I like teaching the Mini Wallet or Folder as one of the first models for any group. It’s easy. It’s useful and functional, and frankly, I think it’s cute.
This wallet can be used to enclose gift cards or a little cash for someone’s birthday or a special holiday. Notes can be tucked into this wallet as well as receipts and cash as mentioned. Sometimes, I don’t want to take a wallet out when I have a tiny purse, so I quickly pick a sheet of colorful paper, fold it into a wallet, slip in a credit card and a $20 dollar bill, and off I go!
As a blind person, the origami wallet is super useful for organizing and sorting printed receipts or business cards. There are multiple pockets that allow you to sort what goes where. And most of the time, the wallet has distinct markings on the outside so you can easily orient top from bottom and left from right.
Mini Folder or Wallet
In 2010, Lindy Van der Merwe compiled text-only origami instructions for blind crafters and friends. The version of the mini folder or wallet provided in this blog was adapted by Lisamaria Martinez in 2020 from material on Lindy’s website.
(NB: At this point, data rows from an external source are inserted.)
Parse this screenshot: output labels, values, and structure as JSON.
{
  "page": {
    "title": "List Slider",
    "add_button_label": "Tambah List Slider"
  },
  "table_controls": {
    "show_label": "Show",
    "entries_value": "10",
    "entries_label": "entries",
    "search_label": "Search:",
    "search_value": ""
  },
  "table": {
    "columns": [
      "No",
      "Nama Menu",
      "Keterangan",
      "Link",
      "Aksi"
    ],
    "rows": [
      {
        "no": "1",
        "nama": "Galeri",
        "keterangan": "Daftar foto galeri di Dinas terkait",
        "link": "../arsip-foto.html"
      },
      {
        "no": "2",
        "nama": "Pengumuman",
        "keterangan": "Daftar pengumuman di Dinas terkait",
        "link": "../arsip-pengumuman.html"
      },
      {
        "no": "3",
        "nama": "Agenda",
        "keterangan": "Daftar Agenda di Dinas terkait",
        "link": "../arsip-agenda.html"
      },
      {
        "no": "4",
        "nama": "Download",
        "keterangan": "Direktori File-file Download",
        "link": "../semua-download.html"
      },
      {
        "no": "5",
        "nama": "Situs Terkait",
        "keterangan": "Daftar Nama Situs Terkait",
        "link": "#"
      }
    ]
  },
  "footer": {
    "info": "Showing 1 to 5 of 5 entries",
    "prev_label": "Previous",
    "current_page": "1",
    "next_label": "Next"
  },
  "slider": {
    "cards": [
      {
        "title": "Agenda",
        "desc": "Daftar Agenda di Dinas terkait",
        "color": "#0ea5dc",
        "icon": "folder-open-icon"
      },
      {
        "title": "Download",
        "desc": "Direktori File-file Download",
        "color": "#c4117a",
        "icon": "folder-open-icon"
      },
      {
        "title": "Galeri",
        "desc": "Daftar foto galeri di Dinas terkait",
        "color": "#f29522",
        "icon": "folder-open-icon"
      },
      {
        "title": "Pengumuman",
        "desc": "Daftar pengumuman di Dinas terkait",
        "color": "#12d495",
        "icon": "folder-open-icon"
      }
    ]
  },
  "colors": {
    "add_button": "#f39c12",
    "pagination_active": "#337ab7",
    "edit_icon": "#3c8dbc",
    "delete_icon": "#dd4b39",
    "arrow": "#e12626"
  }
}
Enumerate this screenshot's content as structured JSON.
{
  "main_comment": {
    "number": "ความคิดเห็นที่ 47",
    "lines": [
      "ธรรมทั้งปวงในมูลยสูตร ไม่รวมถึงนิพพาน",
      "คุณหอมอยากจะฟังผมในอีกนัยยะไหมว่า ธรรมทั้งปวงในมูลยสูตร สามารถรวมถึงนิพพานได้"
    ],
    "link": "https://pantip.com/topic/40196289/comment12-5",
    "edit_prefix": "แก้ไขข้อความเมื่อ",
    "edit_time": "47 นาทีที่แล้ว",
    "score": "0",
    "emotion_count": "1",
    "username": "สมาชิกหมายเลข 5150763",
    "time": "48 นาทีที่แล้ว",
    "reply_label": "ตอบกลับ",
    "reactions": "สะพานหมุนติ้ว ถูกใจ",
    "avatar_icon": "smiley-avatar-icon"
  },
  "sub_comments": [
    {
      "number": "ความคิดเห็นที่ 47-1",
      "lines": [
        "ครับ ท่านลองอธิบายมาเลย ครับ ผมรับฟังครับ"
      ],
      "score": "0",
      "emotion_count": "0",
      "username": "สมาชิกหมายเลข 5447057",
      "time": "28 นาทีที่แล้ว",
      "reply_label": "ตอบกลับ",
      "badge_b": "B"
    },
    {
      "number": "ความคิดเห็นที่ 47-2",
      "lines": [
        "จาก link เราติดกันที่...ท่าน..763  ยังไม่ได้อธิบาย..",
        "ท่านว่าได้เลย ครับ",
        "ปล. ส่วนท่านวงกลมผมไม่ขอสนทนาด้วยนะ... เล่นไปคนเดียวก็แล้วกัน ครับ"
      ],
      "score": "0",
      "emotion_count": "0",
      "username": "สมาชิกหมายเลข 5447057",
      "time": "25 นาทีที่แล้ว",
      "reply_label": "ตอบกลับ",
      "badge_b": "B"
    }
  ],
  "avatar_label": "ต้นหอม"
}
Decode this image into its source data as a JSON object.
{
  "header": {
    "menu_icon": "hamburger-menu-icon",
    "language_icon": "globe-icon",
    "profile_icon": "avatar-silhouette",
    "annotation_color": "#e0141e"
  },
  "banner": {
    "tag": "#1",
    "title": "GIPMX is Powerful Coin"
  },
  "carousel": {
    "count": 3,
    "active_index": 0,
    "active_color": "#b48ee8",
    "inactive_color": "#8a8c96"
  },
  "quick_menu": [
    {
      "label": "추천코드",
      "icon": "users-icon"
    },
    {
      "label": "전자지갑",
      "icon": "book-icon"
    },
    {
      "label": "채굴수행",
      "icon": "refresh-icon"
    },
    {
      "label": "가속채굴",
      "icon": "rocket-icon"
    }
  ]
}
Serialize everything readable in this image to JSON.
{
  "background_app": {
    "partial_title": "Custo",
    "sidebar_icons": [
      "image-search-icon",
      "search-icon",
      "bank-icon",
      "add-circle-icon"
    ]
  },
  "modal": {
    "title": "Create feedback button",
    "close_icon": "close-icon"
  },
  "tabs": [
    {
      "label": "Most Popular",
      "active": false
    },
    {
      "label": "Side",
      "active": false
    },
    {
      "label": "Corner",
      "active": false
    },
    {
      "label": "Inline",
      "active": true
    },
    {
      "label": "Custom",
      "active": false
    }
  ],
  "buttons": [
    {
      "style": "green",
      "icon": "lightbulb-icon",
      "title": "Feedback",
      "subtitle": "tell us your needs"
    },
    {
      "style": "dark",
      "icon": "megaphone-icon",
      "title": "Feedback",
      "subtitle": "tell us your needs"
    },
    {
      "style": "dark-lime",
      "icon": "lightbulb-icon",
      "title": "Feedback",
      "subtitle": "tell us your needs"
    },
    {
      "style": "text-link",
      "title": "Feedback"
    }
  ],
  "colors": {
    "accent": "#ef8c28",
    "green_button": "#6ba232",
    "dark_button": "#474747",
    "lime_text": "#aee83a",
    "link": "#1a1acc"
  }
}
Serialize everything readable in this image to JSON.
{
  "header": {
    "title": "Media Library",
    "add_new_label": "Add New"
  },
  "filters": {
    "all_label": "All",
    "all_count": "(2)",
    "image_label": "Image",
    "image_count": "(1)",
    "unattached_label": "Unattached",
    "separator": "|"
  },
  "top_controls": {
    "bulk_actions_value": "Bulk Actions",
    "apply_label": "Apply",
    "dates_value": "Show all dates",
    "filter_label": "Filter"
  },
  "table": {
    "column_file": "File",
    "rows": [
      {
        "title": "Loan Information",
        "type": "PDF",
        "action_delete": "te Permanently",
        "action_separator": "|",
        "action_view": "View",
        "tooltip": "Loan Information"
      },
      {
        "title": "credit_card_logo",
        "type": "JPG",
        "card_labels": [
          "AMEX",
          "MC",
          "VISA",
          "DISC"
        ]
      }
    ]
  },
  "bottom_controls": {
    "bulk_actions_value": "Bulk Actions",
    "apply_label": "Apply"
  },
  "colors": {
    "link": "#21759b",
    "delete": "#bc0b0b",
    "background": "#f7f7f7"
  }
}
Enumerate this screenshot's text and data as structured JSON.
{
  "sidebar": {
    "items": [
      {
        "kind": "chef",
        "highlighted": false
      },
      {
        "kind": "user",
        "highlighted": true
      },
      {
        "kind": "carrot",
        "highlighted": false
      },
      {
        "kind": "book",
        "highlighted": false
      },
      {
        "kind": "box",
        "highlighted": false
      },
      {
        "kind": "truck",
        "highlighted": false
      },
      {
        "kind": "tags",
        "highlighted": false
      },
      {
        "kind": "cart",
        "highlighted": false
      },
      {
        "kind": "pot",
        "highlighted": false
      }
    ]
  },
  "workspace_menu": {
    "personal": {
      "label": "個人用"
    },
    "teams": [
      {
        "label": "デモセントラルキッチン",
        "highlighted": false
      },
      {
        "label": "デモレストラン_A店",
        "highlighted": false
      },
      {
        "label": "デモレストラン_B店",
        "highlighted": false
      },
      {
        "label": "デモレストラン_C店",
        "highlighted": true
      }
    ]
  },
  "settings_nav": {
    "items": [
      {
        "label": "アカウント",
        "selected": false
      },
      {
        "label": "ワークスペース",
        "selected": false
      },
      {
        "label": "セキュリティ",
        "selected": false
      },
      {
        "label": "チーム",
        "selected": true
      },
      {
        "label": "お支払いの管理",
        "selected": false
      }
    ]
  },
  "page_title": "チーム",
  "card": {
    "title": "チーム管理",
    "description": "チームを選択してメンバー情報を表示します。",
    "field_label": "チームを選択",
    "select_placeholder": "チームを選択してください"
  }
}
You can find more text-only origami instructions written by Lindy at her website: Accessible Arts and Crafts.
What You Should Know
- Paper to be used: Rectangular, any size
- Folding level: Beginner
- Steps: 11
Place a rectangular piece of paper down on a hard, flat surface, with the short edges at the left and right and the long edges facing top and bottom.
If using two-sided origami paper, lay your paper with the patterned or colored side down before starting to fold.
Fold the left edge over to meet the right edge. Crease and unfold.
Fold both the left and right edges in to meet at the vertical crease line you have just folded. Crease well and unfold.
Fold the two top corners of the paper downwards and inwards, aligning the edges with the first vertical creases you encounter. Crease well and leave folded.
Fold the two bottom corners of your paper upwards and inwards, aligning the edges with the first vertical creases you encounter. Crease well and leave folded.
Note that your model should now look like a rectangle with each corner folded down into what some call a dogear.
Bring the left and right edges of the model over to meet the vertical center crease line. Crease and leave folded.
You should now be able to distinguish two triangular shaped areas, one at the top of the model and one at the bottom.
Turn the model over like turning the pages of a book.
Bring the top edge of the model down toward the bottom edge until the top triangular shape area created in the previous step is entirely visible. Crease and leave folded to create a rectangular flap that will comprise three triangles at the top part of your model.
As you bring down the top edge of your paper, you will notice that a triangular shape is revealed. When folding down your top edge, make sure you can just feel the vertical crease at the top of the triangle with a fingertip. Crease very well because you are working with more layers of paper now.
Bring the bottom edge of the model up toward the top edge until it hits a point midway between the top and bottom of the flap created in the previous step. Crease well and unfold.
Bring the bottom edge up toward the top of the model once again, but this
time tuck the bottom edge in underneath the two top triangular pockets you
formed in Step 8.
Don’t be afraid to lift the two top flaps, one at a time, for this step. It is ok to bend the bottom corners of the model just a little in order to let the paper slide underneath the top triangular pockets.
Bring the left edge of the model over to meet the right edge. Crease well and leave folded.
CONGRATS! You have just finished your very own origami mini folder or wallet! Drop a comment below and tell me what you thought.
If you’re curious about Origami for people who are blind or have low vision and want to learn more, join Lisamaria on Saturday, April 23rd at 12:00 PM Eastern for a fun and informative webinar where she’ll teach you how (and why) to fold paper! Click here to register